# MATERIAL PROVIDED

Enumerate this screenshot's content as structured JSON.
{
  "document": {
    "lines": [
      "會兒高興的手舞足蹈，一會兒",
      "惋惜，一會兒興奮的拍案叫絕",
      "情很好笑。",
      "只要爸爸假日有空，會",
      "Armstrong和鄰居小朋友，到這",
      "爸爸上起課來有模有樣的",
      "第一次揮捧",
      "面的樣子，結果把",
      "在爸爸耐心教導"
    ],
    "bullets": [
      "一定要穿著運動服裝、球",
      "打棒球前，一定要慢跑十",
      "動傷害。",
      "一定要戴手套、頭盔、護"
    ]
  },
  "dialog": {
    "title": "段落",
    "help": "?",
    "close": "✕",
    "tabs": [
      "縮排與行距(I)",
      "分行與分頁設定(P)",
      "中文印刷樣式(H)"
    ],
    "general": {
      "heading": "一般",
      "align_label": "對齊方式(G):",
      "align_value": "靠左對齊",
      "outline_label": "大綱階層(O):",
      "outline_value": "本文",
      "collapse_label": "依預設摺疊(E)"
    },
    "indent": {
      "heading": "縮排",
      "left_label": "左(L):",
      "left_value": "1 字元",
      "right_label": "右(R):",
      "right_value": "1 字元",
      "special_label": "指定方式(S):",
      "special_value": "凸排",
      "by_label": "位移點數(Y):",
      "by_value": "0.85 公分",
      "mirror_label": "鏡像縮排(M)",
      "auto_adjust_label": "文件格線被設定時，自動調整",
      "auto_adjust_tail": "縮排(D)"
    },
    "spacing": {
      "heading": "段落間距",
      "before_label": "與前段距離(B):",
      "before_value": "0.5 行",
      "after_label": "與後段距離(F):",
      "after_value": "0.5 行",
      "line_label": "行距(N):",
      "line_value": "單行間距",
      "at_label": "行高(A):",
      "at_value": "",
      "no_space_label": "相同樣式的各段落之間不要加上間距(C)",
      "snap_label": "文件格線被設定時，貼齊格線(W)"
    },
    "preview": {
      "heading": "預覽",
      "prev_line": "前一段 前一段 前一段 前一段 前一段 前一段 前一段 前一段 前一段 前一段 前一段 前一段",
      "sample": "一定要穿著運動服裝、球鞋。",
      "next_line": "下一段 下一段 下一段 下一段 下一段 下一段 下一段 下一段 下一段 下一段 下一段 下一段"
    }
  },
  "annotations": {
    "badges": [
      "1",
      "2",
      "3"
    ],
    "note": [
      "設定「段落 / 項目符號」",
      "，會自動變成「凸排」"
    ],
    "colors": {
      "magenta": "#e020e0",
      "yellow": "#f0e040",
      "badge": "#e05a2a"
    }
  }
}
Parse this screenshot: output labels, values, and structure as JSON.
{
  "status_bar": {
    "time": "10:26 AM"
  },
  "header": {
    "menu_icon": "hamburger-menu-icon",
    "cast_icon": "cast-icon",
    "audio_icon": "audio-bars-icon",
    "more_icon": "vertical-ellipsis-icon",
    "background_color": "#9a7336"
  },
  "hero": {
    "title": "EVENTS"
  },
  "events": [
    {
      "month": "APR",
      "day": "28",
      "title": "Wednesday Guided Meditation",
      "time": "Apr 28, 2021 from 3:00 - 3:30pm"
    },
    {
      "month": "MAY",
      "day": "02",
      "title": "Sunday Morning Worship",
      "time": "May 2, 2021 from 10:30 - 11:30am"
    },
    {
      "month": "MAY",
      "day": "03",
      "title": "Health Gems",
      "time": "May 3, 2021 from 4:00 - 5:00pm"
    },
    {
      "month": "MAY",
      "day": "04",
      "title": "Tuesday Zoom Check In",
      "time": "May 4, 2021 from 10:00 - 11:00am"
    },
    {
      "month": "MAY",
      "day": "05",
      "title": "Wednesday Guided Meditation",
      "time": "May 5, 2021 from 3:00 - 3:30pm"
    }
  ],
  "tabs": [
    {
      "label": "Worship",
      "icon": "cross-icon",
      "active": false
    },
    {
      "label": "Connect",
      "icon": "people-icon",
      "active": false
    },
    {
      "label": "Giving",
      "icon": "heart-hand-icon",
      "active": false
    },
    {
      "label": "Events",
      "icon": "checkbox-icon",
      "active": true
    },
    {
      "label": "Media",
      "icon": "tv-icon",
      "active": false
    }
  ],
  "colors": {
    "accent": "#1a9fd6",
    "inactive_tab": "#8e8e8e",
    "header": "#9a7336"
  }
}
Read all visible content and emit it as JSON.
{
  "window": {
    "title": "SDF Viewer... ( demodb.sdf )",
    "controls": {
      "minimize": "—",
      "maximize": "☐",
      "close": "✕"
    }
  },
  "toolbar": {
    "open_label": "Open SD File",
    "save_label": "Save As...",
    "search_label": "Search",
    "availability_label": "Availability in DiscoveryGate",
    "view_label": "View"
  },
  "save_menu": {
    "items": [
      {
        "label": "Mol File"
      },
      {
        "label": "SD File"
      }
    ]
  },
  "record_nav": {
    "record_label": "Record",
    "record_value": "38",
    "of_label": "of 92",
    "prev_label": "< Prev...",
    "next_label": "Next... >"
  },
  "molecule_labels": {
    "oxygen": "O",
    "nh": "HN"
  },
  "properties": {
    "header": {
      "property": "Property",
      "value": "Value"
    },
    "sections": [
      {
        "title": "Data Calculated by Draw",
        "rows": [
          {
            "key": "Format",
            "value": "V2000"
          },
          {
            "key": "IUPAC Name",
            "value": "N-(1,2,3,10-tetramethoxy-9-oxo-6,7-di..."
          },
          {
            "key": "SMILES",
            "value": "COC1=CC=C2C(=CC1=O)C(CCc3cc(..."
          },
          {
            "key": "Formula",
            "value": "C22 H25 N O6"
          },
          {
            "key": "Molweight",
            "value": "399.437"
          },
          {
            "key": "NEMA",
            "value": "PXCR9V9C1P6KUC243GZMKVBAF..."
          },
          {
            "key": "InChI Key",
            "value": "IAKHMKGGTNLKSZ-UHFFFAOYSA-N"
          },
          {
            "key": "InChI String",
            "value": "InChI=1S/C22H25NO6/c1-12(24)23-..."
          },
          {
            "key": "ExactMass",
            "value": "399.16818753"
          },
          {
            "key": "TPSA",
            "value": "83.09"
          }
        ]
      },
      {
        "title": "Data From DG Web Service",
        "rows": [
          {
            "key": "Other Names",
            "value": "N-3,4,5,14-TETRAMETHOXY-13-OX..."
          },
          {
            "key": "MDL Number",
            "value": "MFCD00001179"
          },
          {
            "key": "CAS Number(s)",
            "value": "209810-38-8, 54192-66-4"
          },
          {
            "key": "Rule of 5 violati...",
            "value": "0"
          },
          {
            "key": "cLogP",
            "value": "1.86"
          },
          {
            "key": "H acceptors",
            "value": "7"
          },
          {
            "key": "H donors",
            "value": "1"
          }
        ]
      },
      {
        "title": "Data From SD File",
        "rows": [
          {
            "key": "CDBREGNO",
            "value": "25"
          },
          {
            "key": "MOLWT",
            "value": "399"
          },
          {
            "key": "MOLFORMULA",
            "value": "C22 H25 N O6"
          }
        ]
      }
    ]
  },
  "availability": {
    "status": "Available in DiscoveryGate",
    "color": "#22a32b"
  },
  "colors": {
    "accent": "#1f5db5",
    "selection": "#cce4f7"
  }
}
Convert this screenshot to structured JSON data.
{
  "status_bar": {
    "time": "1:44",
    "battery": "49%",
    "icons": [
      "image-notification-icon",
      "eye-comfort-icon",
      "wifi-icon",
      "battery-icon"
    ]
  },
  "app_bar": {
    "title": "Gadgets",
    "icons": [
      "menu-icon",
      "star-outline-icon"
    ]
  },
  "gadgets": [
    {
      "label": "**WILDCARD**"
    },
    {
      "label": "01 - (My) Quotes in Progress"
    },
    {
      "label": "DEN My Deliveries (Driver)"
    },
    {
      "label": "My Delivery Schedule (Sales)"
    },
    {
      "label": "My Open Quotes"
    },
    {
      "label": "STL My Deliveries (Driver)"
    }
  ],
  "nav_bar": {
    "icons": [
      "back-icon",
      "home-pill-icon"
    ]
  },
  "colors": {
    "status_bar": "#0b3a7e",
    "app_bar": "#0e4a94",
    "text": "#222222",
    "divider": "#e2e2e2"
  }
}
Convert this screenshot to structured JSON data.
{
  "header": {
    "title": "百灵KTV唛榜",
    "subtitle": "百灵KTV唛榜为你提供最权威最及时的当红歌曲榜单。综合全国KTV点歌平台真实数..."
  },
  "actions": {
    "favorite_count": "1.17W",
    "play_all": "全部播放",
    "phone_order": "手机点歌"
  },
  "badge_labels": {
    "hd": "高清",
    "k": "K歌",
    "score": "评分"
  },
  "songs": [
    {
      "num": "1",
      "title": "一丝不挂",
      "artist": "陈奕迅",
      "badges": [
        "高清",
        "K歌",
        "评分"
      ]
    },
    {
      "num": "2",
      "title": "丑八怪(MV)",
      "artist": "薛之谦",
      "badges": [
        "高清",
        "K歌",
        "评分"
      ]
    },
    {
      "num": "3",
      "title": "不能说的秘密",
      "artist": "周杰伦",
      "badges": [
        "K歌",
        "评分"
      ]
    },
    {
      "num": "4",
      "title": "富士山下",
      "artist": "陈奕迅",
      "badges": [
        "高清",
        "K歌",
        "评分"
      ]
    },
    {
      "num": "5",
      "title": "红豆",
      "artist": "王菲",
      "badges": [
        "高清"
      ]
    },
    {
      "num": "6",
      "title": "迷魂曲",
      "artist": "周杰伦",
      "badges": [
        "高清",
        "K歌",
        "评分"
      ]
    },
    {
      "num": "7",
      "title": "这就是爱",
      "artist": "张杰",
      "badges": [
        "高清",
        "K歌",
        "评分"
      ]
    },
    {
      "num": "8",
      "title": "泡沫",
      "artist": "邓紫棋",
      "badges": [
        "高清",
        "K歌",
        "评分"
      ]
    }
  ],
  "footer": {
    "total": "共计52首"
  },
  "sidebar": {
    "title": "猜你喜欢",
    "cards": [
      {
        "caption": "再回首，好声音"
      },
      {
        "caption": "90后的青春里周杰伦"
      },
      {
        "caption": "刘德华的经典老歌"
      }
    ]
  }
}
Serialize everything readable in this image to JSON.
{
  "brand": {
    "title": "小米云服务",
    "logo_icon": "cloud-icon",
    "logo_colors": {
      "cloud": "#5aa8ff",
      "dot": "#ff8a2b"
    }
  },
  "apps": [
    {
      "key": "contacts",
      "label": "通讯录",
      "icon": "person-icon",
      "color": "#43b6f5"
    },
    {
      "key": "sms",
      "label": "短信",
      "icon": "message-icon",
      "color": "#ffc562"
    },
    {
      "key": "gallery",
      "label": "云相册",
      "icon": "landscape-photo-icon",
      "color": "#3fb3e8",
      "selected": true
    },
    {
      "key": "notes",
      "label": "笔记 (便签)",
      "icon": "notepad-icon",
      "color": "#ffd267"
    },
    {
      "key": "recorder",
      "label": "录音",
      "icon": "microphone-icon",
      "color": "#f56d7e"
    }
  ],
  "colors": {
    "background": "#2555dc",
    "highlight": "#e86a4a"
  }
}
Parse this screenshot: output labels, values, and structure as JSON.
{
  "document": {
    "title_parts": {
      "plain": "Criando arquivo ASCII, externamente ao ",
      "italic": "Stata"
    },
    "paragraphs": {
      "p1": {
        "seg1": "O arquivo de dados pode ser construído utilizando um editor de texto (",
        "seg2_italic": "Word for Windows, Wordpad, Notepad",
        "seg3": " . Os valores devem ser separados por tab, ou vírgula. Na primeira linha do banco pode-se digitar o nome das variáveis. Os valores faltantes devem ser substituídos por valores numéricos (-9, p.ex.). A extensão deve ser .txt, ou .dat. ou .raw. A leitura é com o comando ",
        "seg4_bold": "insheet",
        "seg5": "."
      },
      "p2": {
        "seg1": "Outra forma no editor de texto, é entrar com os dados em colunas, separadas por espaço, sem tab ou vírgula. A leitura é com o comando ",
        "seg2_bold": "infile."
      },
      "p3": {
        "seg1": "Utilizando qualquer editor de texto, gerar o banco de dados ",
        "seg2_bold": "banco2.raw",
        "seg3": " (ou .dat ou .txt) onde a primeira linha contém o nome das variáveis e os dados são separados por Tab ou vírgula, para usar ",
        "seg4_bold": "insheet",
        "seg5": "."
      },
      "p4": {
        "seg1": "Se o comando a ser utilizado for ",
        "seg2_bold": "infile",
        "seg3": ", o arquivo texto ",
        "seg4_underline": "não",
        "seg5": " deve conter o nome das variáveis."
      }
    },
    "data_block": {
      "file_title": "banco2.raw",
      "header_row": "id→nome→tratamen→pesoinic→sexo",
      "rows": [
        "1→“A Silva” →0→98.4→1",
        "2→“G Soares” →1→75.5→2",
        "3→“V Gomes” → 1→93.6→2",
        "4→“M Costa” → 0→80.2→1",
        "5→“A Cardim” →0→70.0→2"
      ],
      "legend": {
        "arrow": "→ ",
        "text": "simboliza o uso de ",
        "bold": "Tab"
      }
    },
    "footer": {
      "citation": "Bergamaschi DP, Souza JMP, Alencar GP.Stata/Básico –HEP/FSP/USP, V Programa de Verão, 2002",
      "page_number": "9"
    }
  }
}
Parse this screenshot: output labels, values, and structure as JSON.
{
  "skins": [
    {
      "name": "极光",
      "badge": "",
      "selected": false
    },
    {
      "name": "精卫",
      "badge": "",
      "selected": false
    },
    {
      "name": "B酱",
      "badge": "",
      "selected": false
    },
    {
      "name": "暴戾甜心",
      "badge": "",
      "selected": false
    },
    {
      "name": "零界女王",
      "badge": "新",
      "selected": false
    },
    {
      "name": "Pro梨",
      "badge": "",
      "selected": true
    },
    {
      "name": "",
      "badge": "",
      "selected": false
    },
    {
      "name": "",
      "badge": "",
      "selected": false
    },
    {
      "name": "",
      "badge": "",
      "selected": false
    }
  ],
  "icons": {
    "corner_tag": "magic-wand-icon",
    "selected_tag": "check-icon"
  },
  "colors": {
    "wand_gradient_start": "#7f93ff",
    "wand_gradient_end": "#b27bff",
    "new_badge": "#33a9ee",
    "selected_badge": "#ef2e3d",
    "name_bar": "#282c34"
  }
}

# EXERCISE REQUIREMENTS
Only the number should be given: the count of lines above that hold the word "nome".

# TASK RESULT
4